Two years later in 378, the migrants killed Emperor Valens at the cataclysmic Battle of Adrianople.
A great number of brave and distinguished [Rome] officers perished in the battle of Hadrianople, which equalled in the actual loss, and far surpassed in the fatal consequences, the misfortune which Rome had formerly sustained in the fields of Cannae.
That was Hannibal’s greatest victory over the Romans, 594 years before Adrianople.
… Whatever may have been the just measure of the calamities of Europe, there was reason to fear that the same calamities would soon extend to the peaceful countries of Asia. The sons of the Goths had been judiciously distributed through the cities of the East; and the arts of education were employed to polish, and subdue, the native fierceness of their temper. In the space of about twelve years, their numbers had continually increased; and the children, who, in the first emigration, were sent over the Hellespont, had attained, with rapid growth, the strength and spirit of perfect manhood. It was impossible to conceal from their knowledge the events of the Gothic war; and, as those daring youths had not studied the language of dissimulation, they betrayed their wish, their desire, perhaps their intention, to emulate the glorious example of their fathers. … A formidable tempest of the Barbarians of Germany seemed ready to burst over the provinces of Gaul; … But the effects which were produced by the battle of Hadrianople on the minds of the Barbarians and of the Romans, extended the victory of the former, and the defeat of the latter, far beyond the limits of a single day. A Gothic chief was heard to declare, with insolent moderation, that, for his own part, he was fatigued with slaughter: but that he was astonished how a people, who fled before him like a flock of sheep, could still presume to dispute the possession of their treasures and provinces. …
Valen’s successor Theodosius the Great (ruled 379-395) stabilized the situation by practicing divide and conquer tactics with the fractious barbarians, recruiting some to uphold his power:

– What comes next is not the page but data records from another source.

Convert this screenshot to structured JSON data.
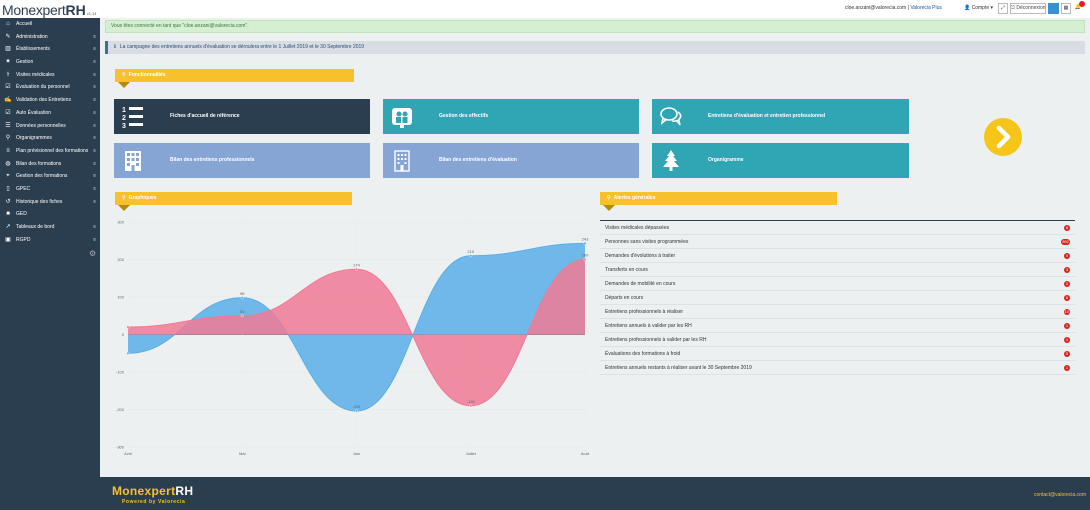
{
  "app": {
    "logo_part1": "Monexpert",
    "logo_part2": "RH",
    "version": "v1.14"
  },
  "sidebar": {
    "items": [
      {
        "label": "Accueil",
        "icon": "home-icon",
        "glyph": "⌂",
        "has_toggle": false
      },
      {
        "label": "Administration",
        "icon": "admin-icon",
        "glyph": "✎",
        "has_toggle": true
      },
      {
        "label": "Établissements",
        "icon": "building-icon",
        "glyph": "▥",
        "has_toggle": true
      },
      {
        "label": "Gestion",
        "icon": "gear-icon",
        "glyph": "✷",
        "has_toggle": true
      },
      {
        "label": "Visites médicales",
        "icon": "stethoscope-icon",
        "glyph": "⚕",
        "has_toggle": true
      },
      {
        "label": "Évaluation du personnel",
        "icon": "check-square-icon",
        "glyph": "☑",
        "has_toggle": true
      },
      {
        "label": "Validation des Entretiens",
        "icon": "edit-icon",
        "glyph": "✍",
        "has_toggle": true
      },
      {
        "label": "Auto Évaluation",
        "icon": "check-square-icon",
        "glyph": "☑",
        "has_toggle": true
      },
      {
        "label": "Données personnelles",
        "icon": "list-icon",
        "glyph": "☰",
        "has_toggle": true
      },
      {
        "label": "Organigrammes",
        "icon": "sitemap-icon",
        "glyph": "⚲",
        "has_toggle": true
      },
      {
        "label": "Plan prévisionnel des formations",
        "icon": "sliders-icon",
        "glyph": "≡",
        "has_toggle": true
      },
      {
        "label": "Bilan des formations",
        "icon": "globe-icon",
        "glyph": "◍",
        "has_toggle": true
      },
      {
        "label": "Gestion des formations",
        "icon": "graduation-cap-icon",
        "glyph": "⌖",
        "has_toggle": true
      },
      {
        "label": "GPEC",
        "icon": "mobile-icon",
        "glyph": "▯",
        "has_toggle": true
      },
      {
        "label": "Historique des fiches",
        "icon": "history-icon",
        "glyph": "↺",
        "has_toggle": true
      },
      {
        "label": "GED",
        "icon": "folder-icon",
        "glyph": "■",
        "has_toggle": false
      },
      {
        "label": "Tableaux de bord",
        "icon": "line-chart-icon",
        "glyph": "↗",
        "has_toggle": true
      },
      {
        "label": "RGPD",
        "icon": "lock-icon",
        "glyph": "▣",
        "has_toggle": true
      }
    ],
    "toggle_glyph": "≡",
    "gear_glyph": "⚙"
  },
  "topbar": {
    "user_email": "cloe.anzani@valorecia.com",
    "separator": "|",
    "organisation": "Valorecia Plus",
    "account_label": "Compte",
    "account_caret": "▾",
    "expand_glyph": "⤢",
    "logout_label": "Déconnexion",
    "grid_glyph": "▦",
    "bell_glyph": "🔔"
  },
  "alerts": {
    "success": "Vous êtes connecté en tant que \"cloe.anzani@valorecia.com\".",
    "info_glyph": "ℹ",
    "info": "La campagne des entretiens annuels d'évaluation se déroulera entre le 1 Juillet 2019 et le 30 Septembre 2019"
  },
  "sections": {
    "pin_glyph": "⚲",
    "features_title": "Fonctionnalités",
    "charts_title": "Graphiques",
    "alerts_title": "Alertes générales"
  },
  "tiles": {
    "fiches": "Fiches d'accueil de référence",
    "effectifs": "Gestion des effectifs",
    "entretiens": "Entretiens d'évaluation et entretien professionnel",
    "bilan_pro": "Bilan des entretiens professionnels",
    "bilan_eval": "Bilan des entretiens d'évaluation",
    "organigramme": "Organigramme"
  },
  "chart_data": {
    "type": "area",
    "categories": [
      "Avril",
      "Mai",
      "Juin",
      "Juillet",
      "Août"
    ],
    "ylim": [
      -300,
      300
    ],
    "yticks": [
      300,
      200,
      100,
      0,
      -100,
      -200,
      -300
    ],
    "grid": true,
    "series": [
      {
        "color": "#5aaee8",
        "values": [
          -50,
          98,
          -204,
          210,
          243
        ]
      },
      {
        "color": "#f07a95",
        "values": [
          20,
          50,
          174,
          -190,
          200
        ]
      }
    ],
    "data_labels": [
      {
        "series": 0,
        "index": 1,
        "text": "98"
      },
      {
        "series": 0,
        "index": 2,
        "text": "-204"
      },
      {
        "series": 0,
        "index": 3,
        "text": "210"
      },
      {
        "series": 0,
        "index": 4,
        "text": "243"
      },
      {
        "series": 1,
        "index": 1,
        "text": "50"
      },
      {
        "series": 1,
        "index": 2,
        "text": "174"
      },
      {
        "series": 1,
        "index": 3,
        "text": "-190"
      },
      {
        "series": 1,
        "index": 4,
        "text": "200"
      }
    ]
  },
  "general_alerts": [
    {
      "label": "Visites médicales dépassées",
      "count": "8"
    },
    {
      "label": "Personnes sans visites programmées",
      "count": "892"
    },
    {
      "label": "Demandes d'évolutions à traiter",
      "count": "5"
    },
    {
      "label": "Transferts en cours",
      "count": "3"
    },
    {
      "label": "Demandes de mobilité en cours",
      "count": "2"
    },
    {
      "label": "Départs en cours",
      "count": "6"
    },
    {
      "label": "Entretiens professionnels à réaliser",
      "count": "10"
    },
    {
      "label": "Entretiens annuels à valider par les RH",
      "count": "1"
    },
    {
      "label": "Entretiens professionnels à valider par les RH",
      "count": "1"
    },
    {
      "label": "Évaluations des formations à froid",
      "count": "5"
    },
    {
      "label": "Entretiens annuels restants à réaliser avant le 30 Septembre 2019",
      "count": "1"
    }
  ],
  "footer": {
    "logo_part1": "Monexpert",
    "logo_part2": "RH",
    "powered": "Powered by Valorecia",
    "contact": "contact@valorecia.com"
  }
}
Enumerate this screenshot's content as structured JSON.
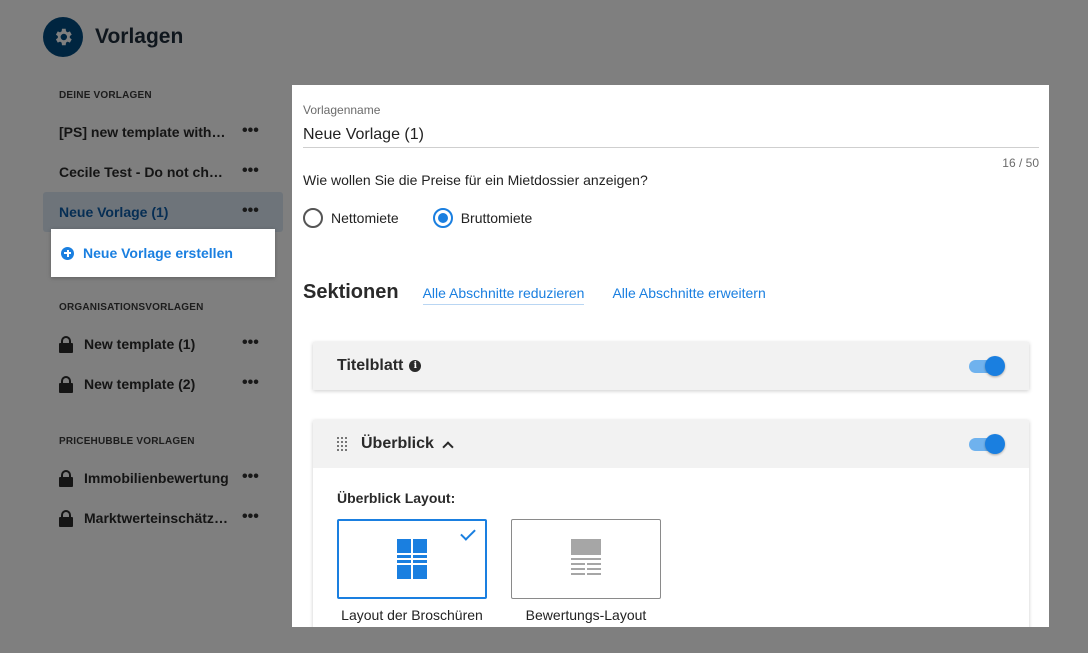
{
  "app": {
    "title": "Vorlagen",
    "logo_icon": "gear-icon"
  },
  "sidebar": {
    "groups": [
      {
        "title": "DEINE VORLAGEN",
        "items": [
          {
            "label": "[PS] new template with a long name",
            "locked": false
          },
          {
            "label": "Cecile Test - Do not change",
            "locked": false
          },
          {
            "label": "Neue Vorlage (1)",
            "locked": false,
            "selected": true
          }
        ]
      },
      {
        "title": "ORGANISATIONSVORLAGEN",
        "items": [
          {
            "label": "New template (1)",
            "locked": true
          },
          {
            "label": "New template (2)",
            "locked": true
          }
        ]
      },
      {
        "title": "PRICEHUBBLE VORLAGEN",
        "items": [
          {
            "label": "Immobilienbewertung",
            "locked": true
          },
          {
            "label": "Marktwerteinschätzung",
            "locked": true
          }
        ]
      }
    ],
    "more_label": "•••",
    "new_template_label": "Neue Vorlage erstellen"
  },
  "modal": {
    "name_label": "Vorlagenname",
    "name_value": "Neue Vorlage (1)",
    "char_count": "16 / 50",
    "price_question": "Wie wollen Sie die Preise für ein Mietdossier anzeigen?",
    "price_options": [
      {
        "label": "Nettomiete",
        "checked": false
      },
      {
        "label": "Bruttomiete",
        "checked": true
      }
    ],
    "sections_title": "Sektionen",
    "collapse_all": "Alle Abschnitte reduzieren",
    "expand_all": "Alle Abschnitte erweitern",
    "sections": [
      {
        "title": "Titelblatt",
        "enabled": true
      },
      {
        "title": "Überblick",
        "enabled": true
      }
    ],
    "overview_layout_label": "Überblick Layout:",
    "layouts": [
      {
        "caption": "Layout der Broschüren",
        "selected": true
      },
      {
        "caption": "Bewertungs-Layout",
        "selected": false
      }
    ]
  },
  "colors": {
    "accent": "#1a7fe0",
    "brand": "#004a80"
  }
}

An army of forty thousand Goths was maintained for the perpetual service of the empire of the East; and those haughty troops, who assumed the title of Foederati, or allies, were distinguished by their gold collars, liberal pay, and licentious privileges. Their native courage was improved by the use of arms and the knowledge of discipline; and, while the republic was guarded, or threatened, by the doubtful sword of the Barbarians, the last sparks of the military flame were finally extinguished in the minds of the Romans. Theodosius had the address to persuade his allies, that the conditions of peace, which had been extorted from him by prudence and necessity, were the voluntary expressions of his sincere friendship for the Gothic nation. … The advocates of Theodosius could affirm, with some appearance of truth and reason, that it was impossible to extirpate so many warlike tribes, who were rendered desperate by the loss of their native country; and that the exhausted provinces would be revived by a fresh supply of soldiers and husbandmen.
They’re demographically vibrant!
The Barbarians still wore an angry and hostile aspect; but the experience of past times might encourage the hope, that they would acquire the habits of industry and obedience; that their manners would be polished by time, education, and the influence of Christianity; and that their posterity would insensibly blend with the great body of the Roman people.
A decade and a half after Theodosius’s death, the Visigoths sacked Rome in 410, the first time Rome had been sacked in 797 years. And then the Huns arrived, and then the last Roman emperor was deposed in 476, and there was a Dark Age or two.
Notwithstanding these specious arguments, and these sanguine expectations, it was apparent to every discerning eye, that the Goths would long remain the enemies, and might soon become the conquerors of the Roman empire. Their rude and insolent behavior expressed their contempt of the citizens and provincials, whom they insulted with impunity.
But everything has worked out fine in the long run, so letting the Barbarians cross the Danube in 376 A.D. was a good idea and a good precedent. Publishing his first volume in 1776, a mere 1400 years later, Gibbon could look back on the decline and fall of the Roman Empire with witty equanimity. Why can’t we look back on 2015 with the same ironic detachment?